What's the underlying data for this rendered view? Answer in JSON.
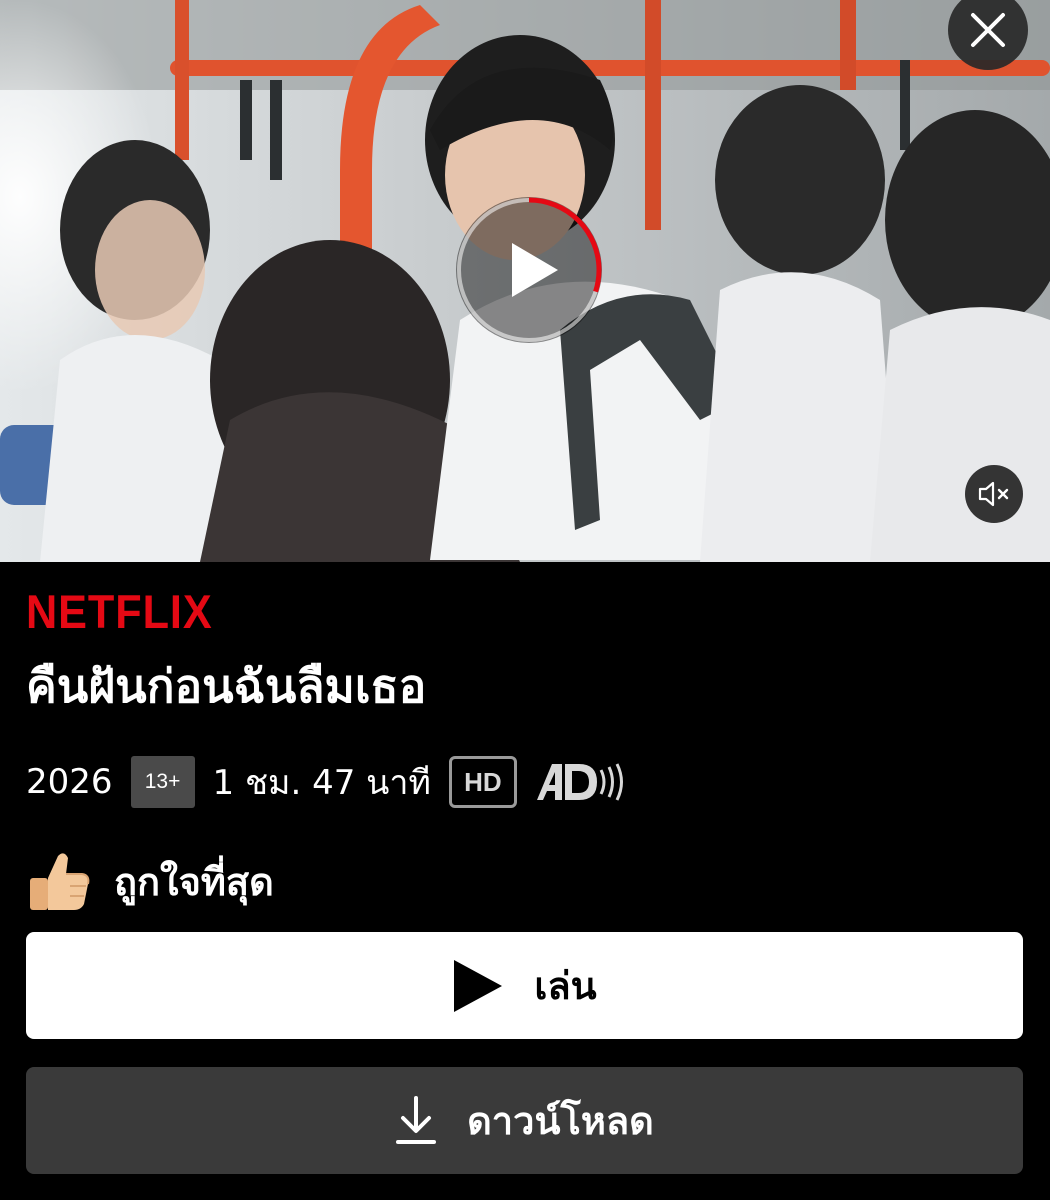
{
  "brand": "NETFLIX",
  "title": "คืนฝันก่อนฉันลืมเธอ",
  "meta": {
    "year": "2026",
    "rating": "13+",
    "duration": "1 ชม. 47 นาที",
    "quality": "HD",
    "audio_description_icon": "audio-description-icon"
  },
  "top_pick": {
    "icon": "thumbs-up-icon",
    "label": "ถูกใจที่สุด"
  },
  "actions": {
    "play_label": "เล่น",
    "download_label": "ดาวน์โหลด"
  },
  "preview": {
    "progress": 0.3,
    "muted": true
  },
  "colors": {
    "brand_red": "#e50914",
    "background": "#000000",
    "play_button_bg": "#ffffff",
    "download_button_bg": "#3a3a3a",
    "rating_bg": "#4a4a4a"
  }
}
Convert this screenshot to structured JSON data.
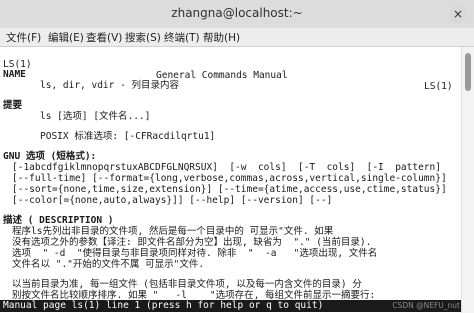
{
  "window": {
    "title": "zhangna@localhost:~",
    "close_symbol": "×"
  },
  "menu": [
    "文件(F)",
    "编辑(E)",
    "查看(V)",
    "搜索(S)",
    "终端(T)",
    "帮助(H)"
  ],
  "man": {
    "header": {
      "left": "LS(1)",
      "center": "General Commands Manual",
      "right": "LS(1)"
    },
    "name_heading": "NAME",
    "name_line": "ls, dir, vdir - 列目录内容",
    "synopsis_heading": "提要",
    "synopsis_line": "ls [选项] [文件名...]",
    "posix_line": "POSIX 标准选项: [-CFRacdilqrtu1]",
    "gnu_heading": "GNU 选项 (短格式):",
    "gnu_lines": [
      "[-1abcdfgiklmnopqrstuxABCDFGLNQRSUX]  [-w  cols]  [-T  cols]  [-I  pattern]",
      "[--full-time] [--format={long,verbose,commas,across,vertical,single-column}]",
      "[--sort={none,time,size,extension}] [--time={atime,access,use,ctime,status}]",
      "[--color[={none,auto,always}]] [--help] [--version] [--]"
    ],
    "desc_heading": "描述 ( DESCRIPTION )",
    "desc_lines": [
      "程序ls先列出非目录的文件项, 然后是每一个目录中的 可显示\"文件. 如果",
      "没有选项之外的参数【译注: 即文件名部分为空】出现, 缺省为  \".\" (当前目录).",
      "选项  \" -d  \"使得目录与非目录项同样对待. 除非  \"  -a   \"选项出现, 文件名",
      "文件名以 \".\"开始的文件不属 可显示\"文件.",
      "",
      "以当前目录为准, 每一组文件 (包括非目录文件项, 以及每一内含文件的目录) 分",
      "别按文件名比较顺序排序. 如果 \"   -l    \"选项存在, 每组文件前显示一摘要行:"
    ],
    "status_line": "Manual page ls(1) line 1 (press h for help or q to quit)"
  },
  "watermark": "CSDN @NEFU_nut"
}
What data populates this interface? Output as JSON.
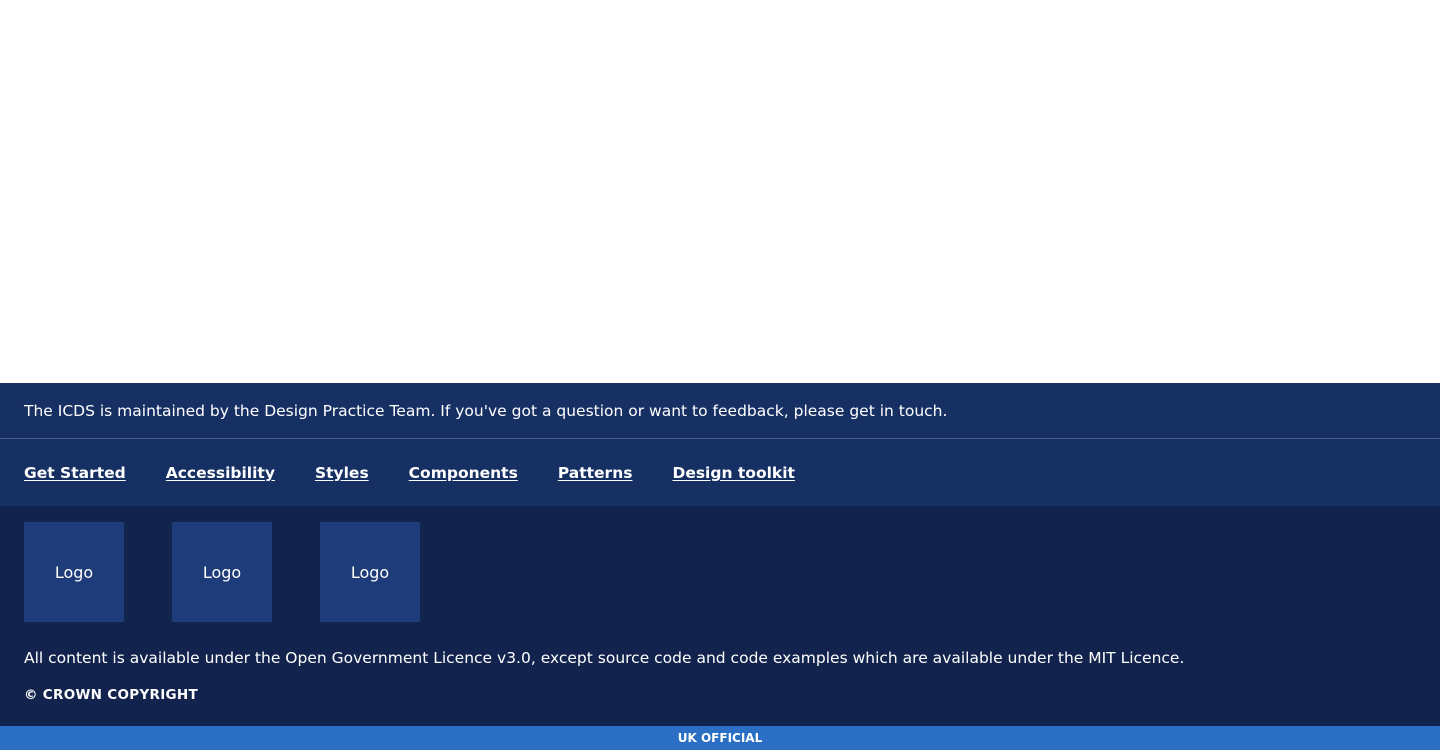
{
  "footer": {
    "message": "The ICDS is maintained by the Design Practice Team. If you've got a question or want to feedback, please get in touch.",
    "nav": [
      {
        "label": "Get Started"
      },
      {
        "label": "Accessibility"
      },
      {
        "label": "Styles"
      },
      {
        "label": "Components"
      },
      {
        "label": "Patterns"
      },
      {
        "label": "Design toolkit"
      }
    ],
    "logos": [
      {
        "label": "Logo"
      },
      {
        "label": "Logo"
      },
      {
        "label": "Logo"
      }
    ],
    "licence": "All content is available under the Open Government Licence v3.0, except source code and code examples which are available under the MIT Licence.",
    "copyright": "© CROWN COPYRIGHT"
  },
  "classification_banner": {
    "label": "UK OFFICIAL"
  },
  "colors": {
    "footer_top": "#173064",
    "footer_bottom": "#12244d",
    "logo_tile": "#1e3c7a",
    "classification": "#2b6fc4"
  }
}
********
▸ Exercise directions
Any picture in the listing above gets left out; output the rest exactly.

▸ Exercise answer
What's the underlying data for this rendered view? Answer in JSON.
{
  "brand": "NETFLIX",
  "title": "คืนฝันก่อนฉันลืมเธอ",
  "meta": {
    "year": "2026",
    "rating": "13+",
    "duration": "1 ชม. 47 นาที",
    "quality": "HD",
    "audio_description_icon": "audio-description-icon"
  },
  "top_pick": {
    "icon": "thumbs-up-icon",
    "label": "ถูกใจที่สุด"
  },
  "actions": {
    "play_label": "เล่น",
    "download_label": "ดาวน์โหลด"
  },
  "preview": {
    "progress": 0.3,
    "muted": true
  },
  "colors": {
    "brand_red": "#e50914",
    "background": "#000000",
    "play_button_bg": "#ffffff",
    "download_button_bg": "#3a3a3a",
    "rating_bg": "#4a4a4a"
  }
}
Convert this screenshot to structured JSON data.
{
  "window": {
    "title": "zhangna@localhost:~",
    "close_symbol": "×"
  },
  "menu": [
    "文件(F)",
    "编辑(E)",
    "查看(V)",
    "搜索(S)",
    "终端(T)",
    "帮助(H)"
  ],
  "man": {
    "header": {
      "left": "LS(1)",
      "center": "General Commands Manual",
      "right": "LS(1)"
    },
    "name_heading": "NAME",
    "name_line": "ls, dir, vdir - 列目录内容",
    "synopsis_heading": "提要",
    "synopsis_line": "ls [选项] [文件名...]",
    "posix_line": "POSIX 标准选项: [-CFRacdilqrtu1]",
    "gnu_heading": "GNU 选项 (短格式):",
    "gnu_lines": [
      "[-1abcdfgiklmnopqrstuxABCDFGLNQRSUX]  [-w  cols]  [-T  cols]  [-I  pattern]",
      "[--full-time] [--format={long,verbose,commas,across,vertical,single-column}]",
      "[--sort={none,time,size,extension}] [--time={atime,access,use,ctime,status}]",
      "[--color[={none,auto,always}]] [--help] [--version] [--]"
    ],
    "desc_heading": "描述 ( DESCRIPTION )",
    "desc_lines": [
      "程序ls先列出非目录的文件项, 然后是每一个目录中的 可显示\"文件. 如果",
      "没有选项之外的参数【译注: 即文件名部分为空】出现, 缺省为  \".\" (当前目录).",
      "选项  \" -d  \"使得目录与非目录项同样对待. 除非  \"  -a   \"选项出现, 文件名",
      "文件名以 \".\"开始的文件不属 可显示\"文件.",
      "",
      "以当前目录为准, 每一组文件 (包括非目录文件项, 以及每一内含文件的目录) 分",
      "别按文件名比较顺序排序. 如果 \"   -l    \"选项存在, 每组文件前显示一摘要行:"
    ],
    "status_line": "Manual page ls(1) line 1 (press h for help or q to quit)"
  },
  "watermark": "CSDN @NEFU_nut"
}
What data populates this interface? Output as JSON.
{
  "footer": {
    "message": "The ICDS is maintained by the Design Practice Team. If you've got a question or want to feedback, please get in touch.",
    "nav": [
      {
        "label": "Get Started"
      },
      {
        "label": "Accessibility"
      },
      {
        "label": "Styles"
      },
      {
        "label": "Components"
      },
      {
        "label": "Patterns"
      },
      {
        "label": "Design toolkit"
      }
    ],
    "logos": [
      {
        "label": "Logo"
      },
      {
        "label": "Logo"
      },
      {
        "label": "Logo"
      }
    ],
    "licence": "All content is available under the Open Government Licence v3.0, except source code and code examples which are available under the MIT Licence.",
    "copyright": "© CROWN COPYRIGHT"
  },
  "classification_banner": {
    "label": "UK OFFICIAL"
  },
  "colors": {
    "footer_top": "#173064",
    "footer_bottom": "#12244d",
    "logo_tile": "#1e3c7a",
    "classification": "#2b6fc4"
  }
}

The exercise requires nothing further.